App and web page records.
((

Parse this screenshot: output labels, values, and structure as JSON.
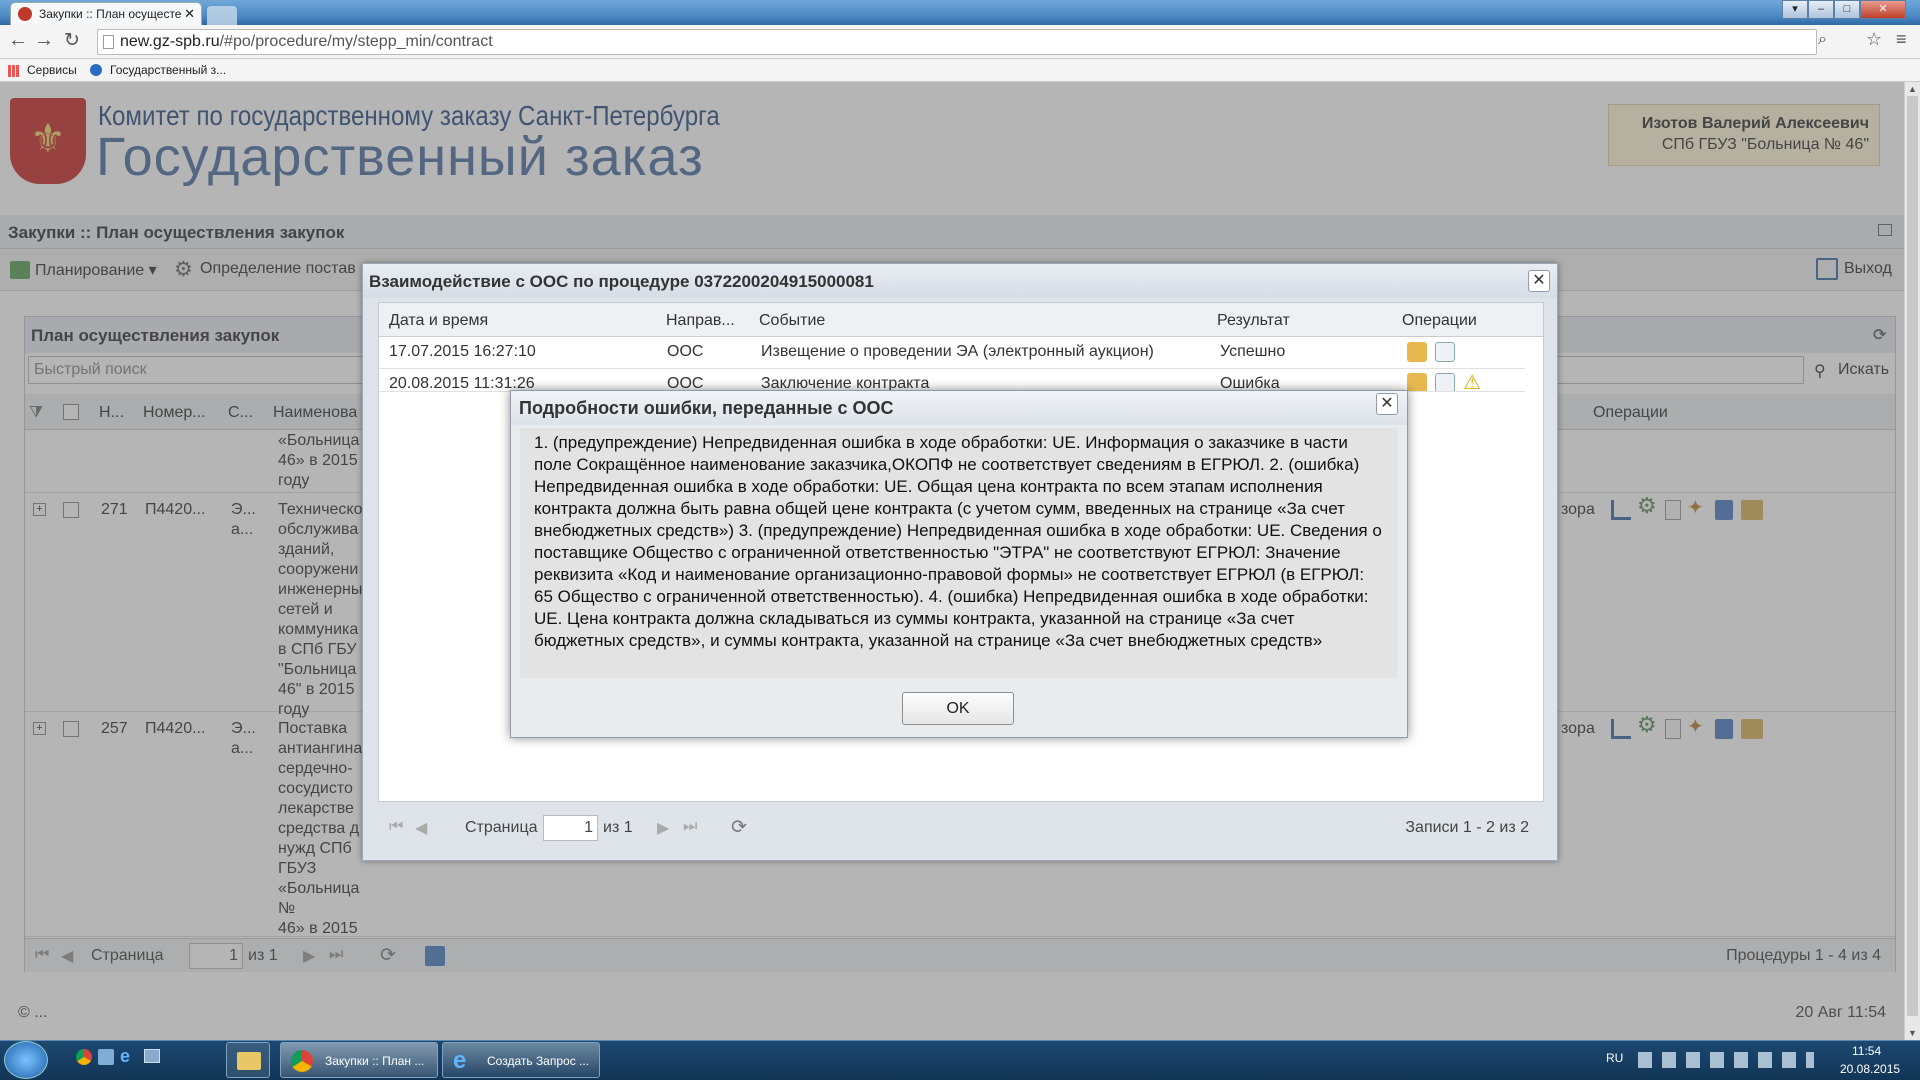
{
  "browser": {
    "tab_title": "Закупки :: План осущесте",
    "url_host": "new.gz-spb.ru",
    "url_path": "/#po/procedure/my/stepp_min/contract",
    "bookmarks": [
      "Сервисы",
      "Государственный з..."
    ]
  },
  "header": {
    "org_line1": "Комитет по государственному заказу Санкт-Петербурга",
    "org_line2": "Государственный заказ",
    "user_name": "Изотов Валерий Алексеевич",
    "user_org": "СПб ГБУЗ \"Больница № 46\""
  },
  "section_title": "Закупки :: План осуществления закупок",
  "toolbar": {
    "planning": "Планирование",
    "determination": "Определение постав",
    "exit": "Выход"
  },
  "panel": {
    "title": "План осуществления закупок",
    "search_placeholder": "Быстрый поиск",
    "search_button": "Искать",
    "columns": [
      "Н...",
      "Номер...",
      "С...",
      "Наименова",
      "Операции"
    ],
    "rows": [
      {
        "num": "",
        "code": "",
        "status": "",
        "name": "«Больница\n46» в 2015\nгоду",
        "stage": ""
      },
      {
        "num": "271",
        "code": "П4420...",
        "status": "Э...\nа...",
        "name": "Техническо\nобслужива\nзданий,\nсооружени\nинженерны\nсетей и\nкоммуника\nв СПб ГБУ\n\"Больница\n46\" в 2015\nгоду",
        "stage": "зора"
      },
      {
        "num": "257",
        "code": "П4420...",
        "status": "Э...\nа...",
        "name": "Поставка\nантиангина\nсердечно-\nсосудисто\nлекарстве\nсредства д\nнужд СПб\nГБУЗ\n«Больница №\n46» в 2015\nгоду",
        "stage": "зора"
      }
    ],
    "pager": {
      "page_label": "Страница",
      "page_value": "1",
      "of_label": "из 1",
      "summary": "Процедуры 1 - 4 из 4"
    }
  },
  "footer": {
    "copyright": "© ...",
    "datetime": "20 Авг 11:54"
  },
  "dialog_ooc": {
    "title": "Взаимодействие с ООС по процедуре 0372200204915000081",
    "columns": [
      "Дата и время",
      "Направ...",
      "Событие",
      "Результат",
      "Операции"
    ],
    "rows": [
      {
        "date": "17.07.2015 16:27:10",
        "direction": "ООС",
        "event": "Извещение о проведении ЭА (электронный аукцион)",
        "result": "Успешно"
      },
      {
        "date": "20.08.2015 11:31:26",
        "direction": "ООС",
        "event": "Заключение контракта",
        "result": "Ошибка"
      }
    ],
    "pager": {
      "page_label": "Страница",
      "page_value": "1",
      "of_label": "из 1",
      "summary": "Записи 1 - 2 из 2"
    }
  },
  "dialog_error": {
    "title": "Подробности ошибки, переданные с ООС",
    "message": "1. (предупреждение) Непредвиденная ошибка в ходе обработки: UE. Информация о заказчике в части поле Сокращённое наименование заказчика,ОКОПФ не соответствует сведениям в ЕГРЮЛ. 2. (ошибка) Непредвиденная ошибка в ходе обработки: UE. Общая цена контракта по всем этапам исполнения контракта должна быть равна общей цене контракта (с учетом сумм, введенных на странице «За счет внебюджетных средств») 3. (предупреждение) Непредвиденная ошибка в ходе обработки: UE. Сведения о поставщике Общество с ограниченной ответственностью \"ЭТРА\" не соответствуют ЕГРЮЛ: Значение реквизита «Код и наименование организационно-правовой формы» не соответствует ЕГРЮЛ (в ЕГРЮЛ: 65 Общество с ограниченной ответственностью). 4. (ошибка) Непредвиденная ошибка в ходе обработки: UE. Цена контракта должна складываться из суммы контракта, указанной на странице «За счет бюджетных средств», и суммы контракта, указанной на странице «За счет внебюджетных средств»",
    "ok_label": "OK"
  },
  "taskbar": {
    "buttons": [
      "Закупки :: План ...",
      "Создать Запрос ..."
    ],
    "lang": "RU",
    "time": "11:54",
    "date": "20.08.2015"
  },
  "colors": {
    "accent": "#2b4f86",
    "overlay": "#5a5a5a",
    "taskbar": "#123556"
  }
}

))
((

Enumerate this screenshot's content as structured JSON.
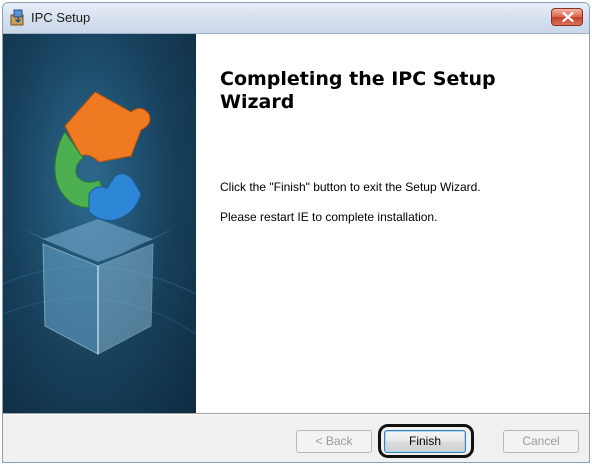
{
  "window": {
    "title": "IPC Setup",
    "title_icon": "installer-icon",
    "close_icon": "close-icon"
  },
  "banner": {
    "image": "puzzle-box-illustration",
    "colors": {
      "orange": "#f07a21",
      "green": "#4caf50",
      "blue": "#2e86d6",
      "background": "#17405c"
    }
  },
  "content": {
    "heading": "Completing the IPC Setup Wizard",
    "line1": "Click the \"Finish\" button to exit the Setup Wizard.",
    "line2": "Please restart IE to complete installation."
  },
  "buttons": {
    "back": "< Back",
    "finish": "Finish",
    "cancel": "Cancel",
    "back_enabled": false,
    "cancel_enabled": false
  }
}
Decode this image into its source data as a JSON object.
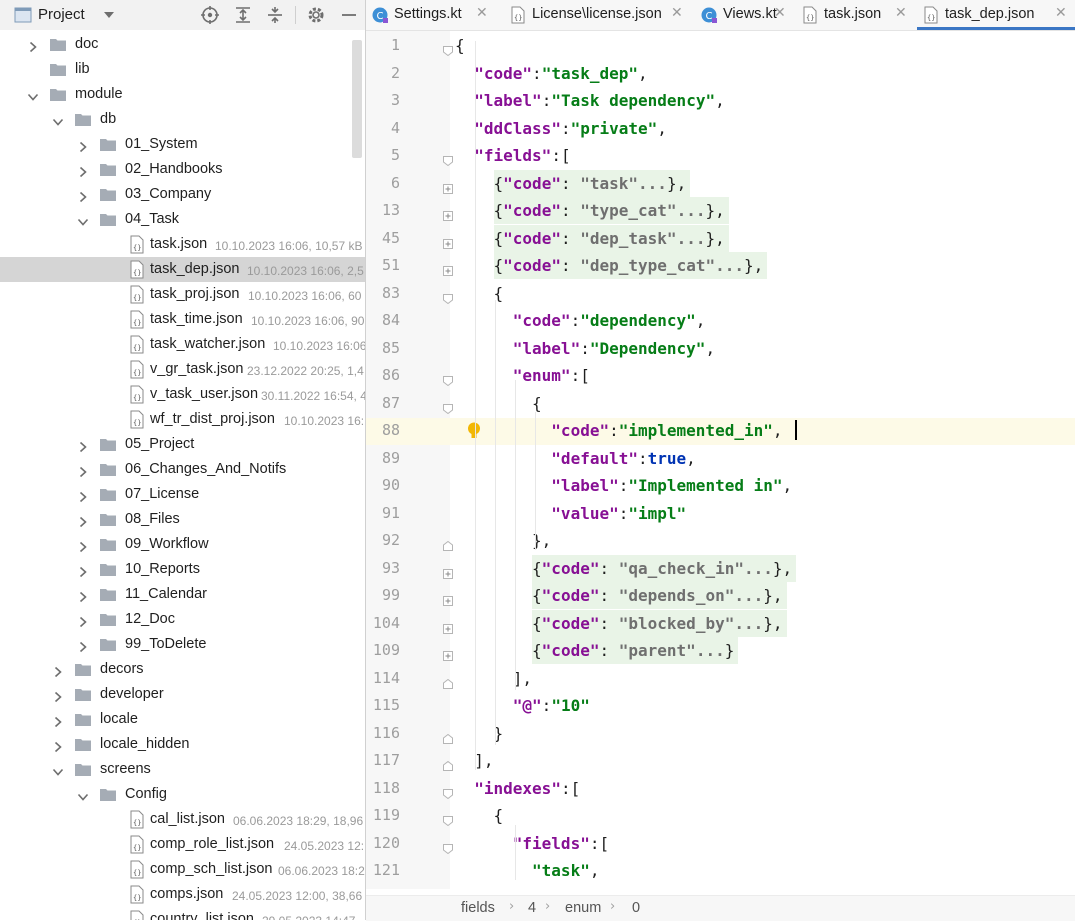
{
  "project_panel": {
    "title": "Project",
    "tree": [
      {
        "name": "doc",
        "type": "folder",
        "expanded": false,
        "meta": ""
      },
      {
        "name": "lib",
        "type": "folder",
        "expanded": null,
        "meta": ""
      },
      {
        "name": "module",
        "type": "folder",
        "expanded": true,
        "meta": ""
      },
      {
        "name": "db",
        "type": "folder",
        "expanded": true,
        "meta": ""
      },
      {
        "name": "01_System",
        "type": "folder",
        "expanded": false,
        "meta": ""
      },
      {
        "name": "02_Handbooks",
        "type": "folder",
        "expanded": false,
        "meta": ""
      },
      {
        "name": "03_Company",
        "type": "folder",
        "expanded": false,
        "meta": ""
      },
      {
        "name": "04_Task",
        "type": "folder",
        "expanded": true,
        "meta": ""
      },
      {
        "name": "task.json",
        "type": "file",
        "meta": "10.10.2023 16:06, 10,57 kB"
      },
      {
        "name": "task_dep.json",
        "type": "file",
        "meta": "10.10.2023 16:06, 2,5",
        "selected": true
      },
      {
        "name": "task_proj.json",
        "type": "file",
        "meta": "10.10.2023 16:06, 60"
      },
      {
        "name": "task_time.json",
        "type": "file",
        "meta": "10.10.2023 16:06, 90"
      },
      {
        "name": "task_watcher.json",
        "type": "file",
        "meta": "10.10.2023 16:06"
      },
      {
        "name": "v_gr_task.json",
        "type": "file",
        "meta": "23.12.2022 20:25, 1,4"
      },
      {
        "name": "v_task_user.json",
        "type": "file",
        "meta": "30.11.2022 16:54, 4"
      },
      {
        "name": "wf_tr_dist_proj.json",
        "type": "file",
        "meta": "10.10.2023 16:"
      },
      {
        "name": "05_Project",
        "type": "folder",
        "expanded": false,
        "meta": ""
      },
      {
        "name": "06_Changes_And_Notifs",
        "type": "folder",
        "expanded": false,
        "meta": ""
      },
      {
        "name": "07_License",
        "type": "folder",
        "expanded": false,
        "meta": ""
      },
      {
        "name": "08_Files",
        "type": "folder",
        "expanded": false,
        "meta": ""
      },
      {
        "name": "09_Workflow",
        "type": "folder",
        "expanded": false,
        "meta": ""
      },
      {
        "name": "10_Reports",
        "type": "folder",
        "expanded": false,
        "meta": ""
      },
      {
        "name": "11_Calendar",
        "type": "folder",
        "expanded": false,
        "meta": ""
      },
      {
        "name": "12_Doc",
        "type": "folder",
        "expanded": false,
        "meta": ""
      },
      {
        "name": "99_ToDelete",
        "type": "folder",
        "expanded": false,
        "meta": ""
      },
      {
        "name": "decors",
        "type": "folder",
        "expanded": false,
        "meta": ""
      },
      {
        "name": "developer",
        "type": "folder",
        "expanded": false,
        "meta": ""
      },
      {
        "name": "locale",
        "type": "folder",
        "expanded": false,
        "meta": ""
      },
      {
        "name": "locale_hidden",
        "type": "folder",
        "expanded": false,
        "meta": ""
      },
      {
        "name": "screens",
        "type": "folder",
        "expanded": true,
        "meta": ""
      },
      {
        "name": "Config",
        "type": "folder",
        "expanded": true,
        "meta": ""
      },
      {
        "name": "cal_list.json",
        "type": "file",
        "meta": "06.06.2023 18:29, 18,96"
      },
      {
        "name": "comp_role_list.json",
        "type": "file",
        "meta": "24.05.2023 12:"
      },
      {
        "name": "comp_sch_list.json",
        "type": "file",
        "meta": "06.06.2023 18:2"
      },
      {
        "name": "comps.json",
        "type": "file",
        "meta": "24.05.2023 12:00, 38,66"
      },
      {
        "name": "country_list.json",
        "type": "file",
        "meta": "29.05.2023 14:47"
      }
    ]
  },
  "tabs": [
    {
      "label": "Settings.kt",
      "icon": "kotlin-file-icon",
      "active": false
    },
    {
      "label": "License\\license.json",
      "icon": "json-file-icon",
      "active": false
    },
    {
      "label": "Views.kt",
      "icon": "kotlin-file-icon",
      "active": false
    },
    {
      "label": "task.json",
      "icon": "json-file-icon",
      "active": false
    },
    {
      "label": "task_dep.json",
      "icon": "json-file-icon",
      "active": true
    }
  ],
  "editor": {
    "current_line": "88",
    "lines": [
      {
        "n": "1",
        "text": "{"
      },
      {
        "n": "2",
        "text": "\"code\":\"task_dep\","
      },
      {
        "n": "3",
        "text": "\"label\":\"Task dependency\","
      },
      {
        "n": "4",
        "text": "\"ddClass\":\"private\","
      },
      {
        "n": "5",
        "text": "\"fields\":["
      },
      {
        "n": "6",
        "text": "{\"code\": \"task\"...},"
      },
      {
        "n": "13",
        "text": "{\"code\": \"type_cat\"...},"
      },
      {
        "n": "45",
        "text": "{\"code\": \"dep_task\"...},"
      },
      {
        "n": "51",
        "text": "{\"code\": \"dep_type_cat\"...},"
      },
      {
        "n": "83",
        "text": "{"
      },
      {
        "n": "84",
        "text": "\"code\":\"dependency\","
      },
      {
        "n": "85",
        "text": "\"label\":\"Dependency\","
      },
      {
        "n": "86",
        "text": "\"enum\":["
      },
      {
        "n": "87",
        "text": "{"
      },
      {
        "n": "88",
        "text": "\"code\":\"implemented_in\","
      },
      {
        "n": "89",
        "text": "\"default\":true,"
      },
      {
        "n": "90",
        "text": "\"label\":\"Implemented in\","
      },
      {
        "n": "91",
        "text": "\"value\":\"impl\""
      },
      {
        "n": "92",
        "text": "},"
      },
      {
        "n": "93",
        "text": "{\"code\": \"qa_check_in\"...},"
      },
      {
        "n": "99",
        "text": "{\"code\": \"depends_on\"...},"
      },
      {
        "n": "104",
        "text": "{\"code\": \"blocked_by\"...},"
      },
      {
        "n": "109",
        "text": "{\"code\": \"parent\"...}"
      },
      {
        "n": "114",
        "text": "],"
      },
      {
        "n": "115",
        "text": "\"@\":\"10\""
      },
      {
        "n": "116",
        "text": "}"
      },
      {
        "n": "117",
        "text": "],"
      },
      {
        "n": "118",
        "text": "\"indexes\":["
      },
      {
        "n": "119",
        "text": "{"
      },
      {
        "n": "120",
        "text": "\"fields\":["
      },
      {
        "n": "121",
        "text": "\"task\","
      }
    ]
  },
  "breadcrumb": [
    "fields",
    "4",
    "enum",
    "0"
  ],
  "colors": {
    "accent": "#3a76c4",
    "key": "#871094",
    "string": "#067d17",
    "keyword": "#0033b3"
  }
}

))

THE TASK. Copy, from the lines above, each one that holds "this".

TASK OUTPUT.
Parse this screenshot: output labels, values, and structure as JSON.
Enumerate this screenshot's content as structured JSON.
Decode this image into its source data as a JSON object.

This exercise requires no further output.